**RAW DATA**
::::::::::

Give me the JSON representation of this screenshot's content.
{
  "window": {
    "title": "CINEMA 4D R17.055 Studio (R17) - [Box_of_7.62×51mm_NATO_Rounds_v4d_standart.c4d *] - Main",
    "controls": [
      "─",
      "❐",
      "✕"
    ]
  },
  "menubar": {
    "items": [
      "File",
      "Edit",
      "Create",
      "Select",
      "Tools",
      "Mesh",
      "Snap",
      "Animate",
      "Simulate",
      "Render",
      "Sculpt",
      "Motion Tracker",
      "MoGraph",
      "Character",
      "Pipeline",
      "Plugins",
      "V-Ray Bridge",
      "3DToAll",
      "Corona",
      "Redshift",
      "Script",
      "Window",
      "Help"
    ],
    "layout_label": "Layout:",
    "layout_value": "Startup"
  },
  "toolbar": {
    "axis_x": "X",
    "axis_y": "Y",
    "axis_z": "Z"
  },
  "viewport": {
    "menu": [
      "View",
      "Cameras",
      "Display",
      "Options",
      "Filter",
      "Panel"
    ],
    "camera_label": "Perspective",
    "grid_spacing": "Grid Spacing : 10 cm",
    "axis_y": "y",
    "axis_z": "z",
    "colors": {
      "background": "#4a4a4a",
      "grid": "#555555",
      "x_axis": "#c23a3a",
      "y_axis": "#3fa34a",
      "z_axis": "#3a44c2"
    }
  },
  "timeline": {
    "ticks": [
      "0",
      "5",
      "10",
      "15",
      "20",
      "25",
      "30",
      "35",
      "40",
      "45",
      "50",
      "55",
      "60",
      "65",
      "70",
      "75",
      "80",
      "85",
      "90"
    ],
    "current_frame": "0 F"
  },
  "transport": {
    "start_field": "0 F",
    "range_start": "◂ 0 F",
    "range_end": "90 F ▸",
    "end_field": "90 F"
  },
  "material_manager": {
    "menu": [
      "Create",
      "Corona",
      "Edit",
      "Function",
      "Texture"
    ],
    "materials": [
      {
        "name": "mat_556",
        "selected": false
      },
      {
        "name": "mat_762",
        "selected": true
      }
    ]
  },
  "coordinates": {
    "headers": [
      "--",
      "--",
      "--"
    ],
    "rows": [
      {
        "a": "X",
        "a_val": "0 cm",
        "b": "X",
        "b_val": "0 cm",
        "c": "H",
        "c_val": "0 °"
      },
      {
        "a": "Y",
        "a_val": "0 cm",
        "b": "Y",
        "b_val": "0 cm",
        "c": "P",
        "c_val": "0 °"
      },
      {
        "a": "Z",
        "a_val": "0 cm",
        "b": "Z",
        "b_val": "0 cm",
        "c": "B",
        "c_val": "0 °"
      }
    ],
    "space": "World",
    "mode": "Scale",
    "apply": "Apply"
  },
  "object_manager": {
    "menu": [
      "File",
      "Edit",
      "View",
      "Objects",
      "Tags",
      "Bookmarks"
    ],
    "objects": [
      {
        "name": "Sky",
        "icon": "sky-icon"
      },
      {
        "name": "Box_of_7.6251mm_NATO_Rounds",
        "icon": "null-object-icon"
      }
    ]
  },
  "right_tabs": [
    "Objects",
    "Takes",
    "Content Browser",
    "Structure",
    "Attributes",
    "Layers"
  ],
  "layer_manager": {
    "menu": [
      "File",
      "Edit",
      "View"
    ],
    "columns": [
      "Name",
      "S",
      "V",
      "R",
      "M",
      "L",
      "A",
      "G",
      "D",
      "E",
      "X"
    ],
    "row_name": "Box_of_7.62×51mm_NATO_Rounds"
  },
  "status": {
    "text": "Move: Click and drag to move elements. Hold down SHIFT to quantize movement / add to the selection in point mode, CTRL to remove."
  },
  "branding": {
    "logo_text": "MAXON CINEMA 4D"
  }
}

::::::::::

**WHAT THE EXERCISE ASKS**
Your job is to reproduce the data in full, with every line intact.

**RESULT OF THIS TASK**
Give me the JSON representation of this screenshot's content.
{
  "window": {
    "title": "CINEMA 4D R17.055 Studio (R17) - [Box_of_7.62×51mm_NATO_Rounds_v4d_standart.c4d *] - Main",
    "controls": [
      "─",
      "❐",
      "✕"
    ]
  },
  "menubar": {
    "items": [
      "File",
      "Edit",
      "Create",
      "Select",
      "Tools",
      "Mesh",
      "Snap",
      "Animate",
      "Simulate",
      "Render",
      "Sculpt",
      "Motion Tracker",
      "MoGraph",
      "Character",
      "Pipeline",
      "Plugins",
      "V-Ray Bridge",
      "3DToAll",
      "Corona",
      "Redshift",
      "Script",
      "Window",
      "Help"
    ],
    "layout_label": "Layout:",
    "layout_value": "Startup"
  },
  "toolbar": {
    "axis_x": "X",
    "axis_y": "Y",
    "axis_z": "Z"
  },
  "viewport": {
    "menu": [
      "View",
      "Cameras",
      "Display",
      "Options",
      "Filter",
      "Panel"
    ],
    "camera_label": "Perspective",
    "grid_spacing": "Grid Spacing : 10 cm",
    "axis_y": "y",
    "axis_z": "z",
    "colors": {
      "background": "#4a4a4a",
      "grid": "#555555",
      "x_axis": "#c23a3a",
      "y_axis": "#3fa34a",
      "z_axis": "#3a44c2"
    }
  },
  "timeline": {
    "ticks": [
      "0",
      "5",
      "10",
      "15",
      "20",
      "25",
      "30",
      "35",
      "40",
      "45",
      "50",
      "55",
      "60",
      "65",
      "70",
      "75",
      "80",
      "85",
      "90"
    ],
    "current_frame": "0 F"
  },
  "transport": {
    "start_field": "0 F",
    "range_start": "◂ 0 F",
    "range_end": "90 F ▸",
    "end_field": "90 F"
  },
  "material_manager": {
    "menu": [
      "Create",
      "Corona",
      "Edit",
      "Function",
      "Texture"
    ],
    "materials": [
      {
        "name": "mat_556",
        "selected": false
      },
      {
        "name": "mat_762",
        "selected": true
      }
    ]
  },
  "coordinates": {
    "headers": [
      "--",
      "--",
      "--"
    ],
    "rows": [
      {
        "a": "X",
        "a_val": "0 cm",
        "b": "X",
        "b_val": "0 cm",
        "c": "H",
        "c_val": "0 °"
      },
      {
        "a": "Y",
        "a_val": "0 cm",
        "b": "Y",
        "b_val": "0 cm",
        "c": "P",
        "c_val": "0 °"
      },
      {
        "a": "Z",
        "a_val": "0 cm",
        "b": "Z",
        "b_val": "0 cm",
        "c": "B",
        "c_val": "0 °"
      }
    ],
    "space": "World",
    "mode": "Scale",
    "apply": "Apply"
  },
  "object_manager": {
    "menu": [
      "File",
      "Edit",
      "View",
      "Objects",
      "Tags",
      "Bookmarks"
    ],
    "objects": [
      {
        "name": "Sky",
        "icon": "sky-icon"
      },
      {
        "name": "Box_of_7.6251mm_NATO_Rounds",
        "icon": "null-object-icon"
      }
    ]
  },
  "right_tabs": [
    "Objects",
    "Takes",
    "Content Browser",
    "Structure",
    "Attributes",
    "Layers"
  ],
  "layer_manager": {
    "menu": [
      "File",
      "Edit",
      "View"
    ],
    "columns": [
      "Name",
      "S",
      "V",
      "R",
      "M",
      "L",
      "A",
      "G",
      "D",
      "E",
      "X"
    ],
    "row_name": "Box_of_7.62×51mm_NATO_Rounds"
  },
  "status": {
    "text": "Move: Click and drag to move elements. Hold down SHIFT to quantize movement / add to the selection in point mode, CTRL to remove."
  },
  "branding": {
    "logo_text": "MAXON CINEMA 4D"
  }
}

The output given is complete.